Étienne Fouvry, Philippe Michel and myself have just finished a new paper, which is available on my web page and will soon be also on arXiv. This was quite an extensive project, which also opens many new questions. I will discuss the general problem we consider, and the techniques we use, in other posts, but today I want to discuss a by-product that we found particularly nice (and amusing). It can be phrased as a rather elementary-looking challenge: given a prime number , and an element of which is neither , or modulo , let be the number of solutions of the congruence
The challenge is to prove, bijectively if possible, that
This sounds simple and elegant enough that an elementary proof should exist, but our argument is a bit involved. First, the number is the number of points modulo of the curve with equation above, whose projective (smooth) model is an elliptic curve, say , over . Then we checked using Magma that and are isogenous over , and this is well-known to imply that the two curves have the same nunmber of points modulo . The other two cases are similar, except that for
the relevant isogenies are between and , where denotes the quadratic twist of by . Hence the number of points are the same when is a square modulo .
In the first case, the isogeny is of degree , and the others are of degree , so the formulas which define them are rather unwieldy, at least in the equivalent Weierstrass model.
The best explanation of this has probably to do with the relation between the family of elliptic curves and the modular curve (a relation whose existence follows from Beauville’s classification of stable families of elliptic curves over with four singular fibers, as C. Hall pointed out), but we didn’t succeed in getting a proof of all our statements using that link. In fact, we almost expected to find the identities above already spelled out in some corner or other of the literature on modular curves and universal families of elliptic curvers thereon, but we did not find anything.
In the next post, I’ll come back to this to explain the link with our paper, which ostensibly is about estimates for sums of Fourier coefficients of modular forms multiplied with functions “of algebraic origin”. Kloosterman sums will enter the picture to make the connection (in more ways than one!), and we’ll see a rather elegant formula of Beltrami…

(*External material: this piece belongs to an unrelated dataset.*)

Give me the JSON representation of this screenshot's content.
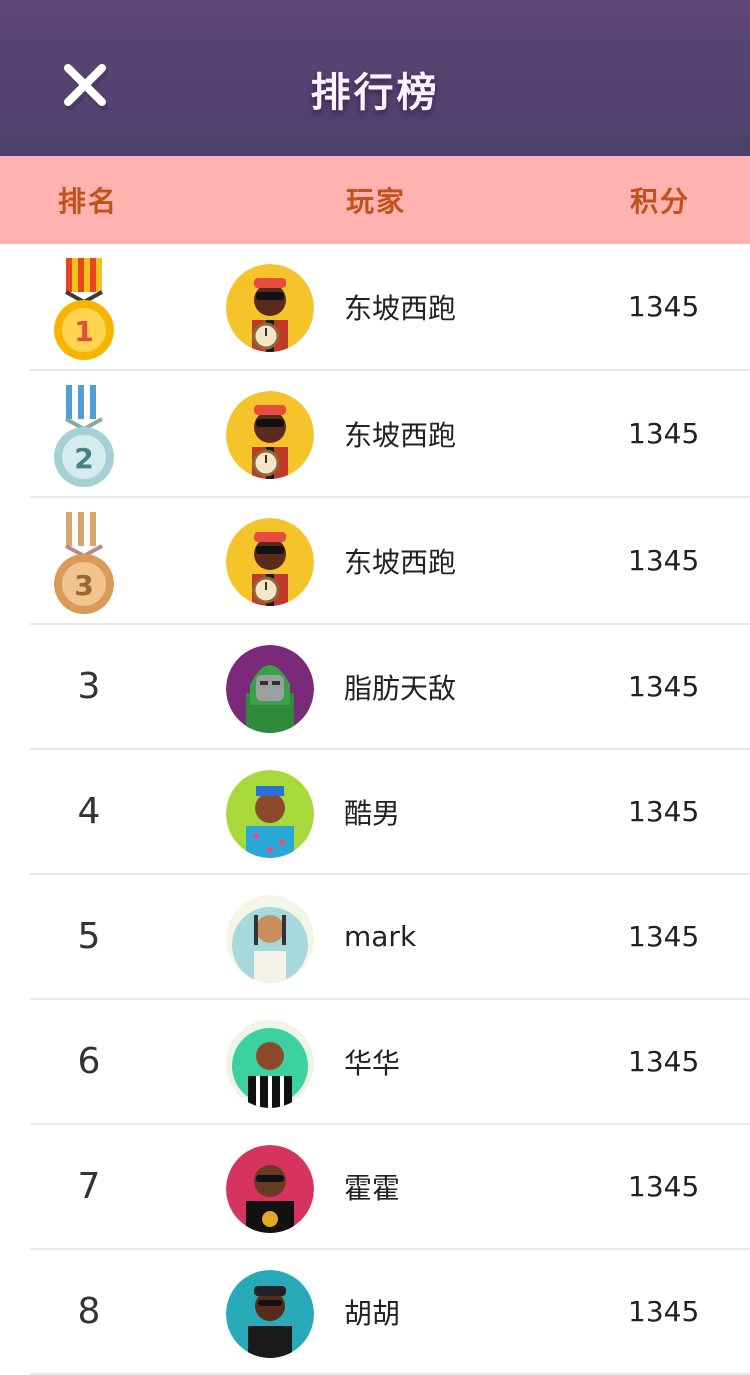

P.S. Here is a link to a transcript of a Magma session proving the existence of the isogenies which imply our formulas, and ending with the formula of the -isogeny, written in terms of the original curve.